Britain and Russia were allies during the War, Orwell was forbidden to straightforwardly express his opinion.
During the Second World War, George Orwell wrote the novel “Animal
Farm”. Orwell uses the genre of allegory to illustrate his satirical views of the Russian Revolution. As Britain and Russia were allies during the War, Orwell was forbidden to straightforwardly express his opinion of Stalin and the Russian Regime so he uses animals as their representatives, instead.
“Animal Farm” opens with the description of Jones’s neglectful attitude towards the farm and its inhabitants:…show more content…
The first thing the animals do to celebrate their newfound freedom is go to the harness-room. They collect the “nose-rings”, “dog-chains” and the “cruel knives” and through them “down the well”. The list of horrific items indicates that the animals are very frightened of Jones and they think that he is a tyrant. The fact that they spend the first ten minutes of their liberty “wiping out the last traces of Jones’s hated reign” implies that their triumph isn’t complete until everything belonging to him is gone.
By use of allegorical descriptions, Orwell introduces us to three pigs: Napoleon, Snowball and Squealer. Even this early in the novel
Napoleon emerges to be a representative of the sadistic tyrant Stalin:
“Napoleon wasn’t much of a talker but he had a reputation for getting his own way”. This suggests that he possesses a ruthless quality.
Snowball appears to be a representative of Trotsky: “Snowball was a much vivacious pig than Napoleon, quicker in speech and more inventive”. Orwell’s description of Squealer causes us to think of him as being a potential spin-doctor: “the others said of squealer that he could turn black into white”. This is important as later on in the novel we discover that Squealer is very manipulative and has the power to brainwash the other animals into believing
Napoleon is one of the two pigs who profess to carry on Old Major’s dream. When Napoleon’s dogs drive Snowball off the farm, Napoleon becomes the new “ruler" and proceeds to break every rule of Animalism.
Napoleon, named after a non-Communist dictator, is obviously looking out only for himself. He even sells his most loyal worker, Boxer, to the glue maker, in order to get more money for himself. Like most dictators, he focuses on the young, represented by the pack of dogs Napoleon raises into vicious beasts, ready to harm or kill anyone who speaks out against him. He takes others’ ideas and claims them as his own, which is why he has to rearrange history in order to claim that the windmill was his idea, not Snowball’s.
Snowball, in contrast to Napoleon, has some strong and logical ideas. He sticks to the principles of Animalism, other than the fact that he also agrees in the superiority of the pigs. Nevertheless, he teaches the rest of the animals to read, develops the idea of the windmill to make the farm more self sufficient, and avoids violence. Although Orwell depicts Snowball in a more positive light than Napoleon, Snowball obviously looks down on the other animals and is attempting to gain more power than Napoleon throughout most of the book.

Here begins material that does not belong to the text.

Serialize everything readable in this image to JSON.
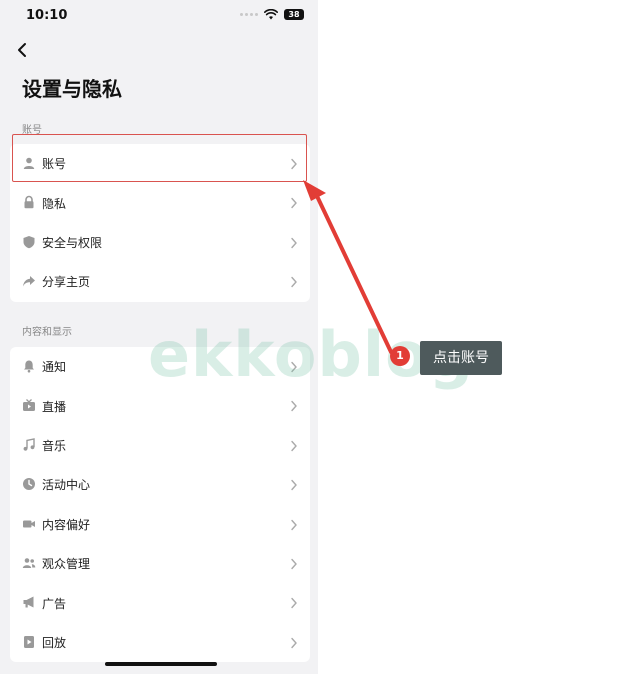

Boxer, the loyal workhorse, is the most sympathetic character in Animal Farm. He follows whatever his superiors say, replacing his early motto of “I will work harder" with “Napoleon is always right." He does anything in his power to help Animal Farm.
Although Orwell portrays him as intellectually slow, his physical power and extreme dedication make up for his lack of mental ability. As a symbol of the working class, Boxer eventually meets his downfall when Napoleon sells him to a glue maker, which shows how the loyalty of the working class is only matched by the leadership’s betrayal of that loyalty.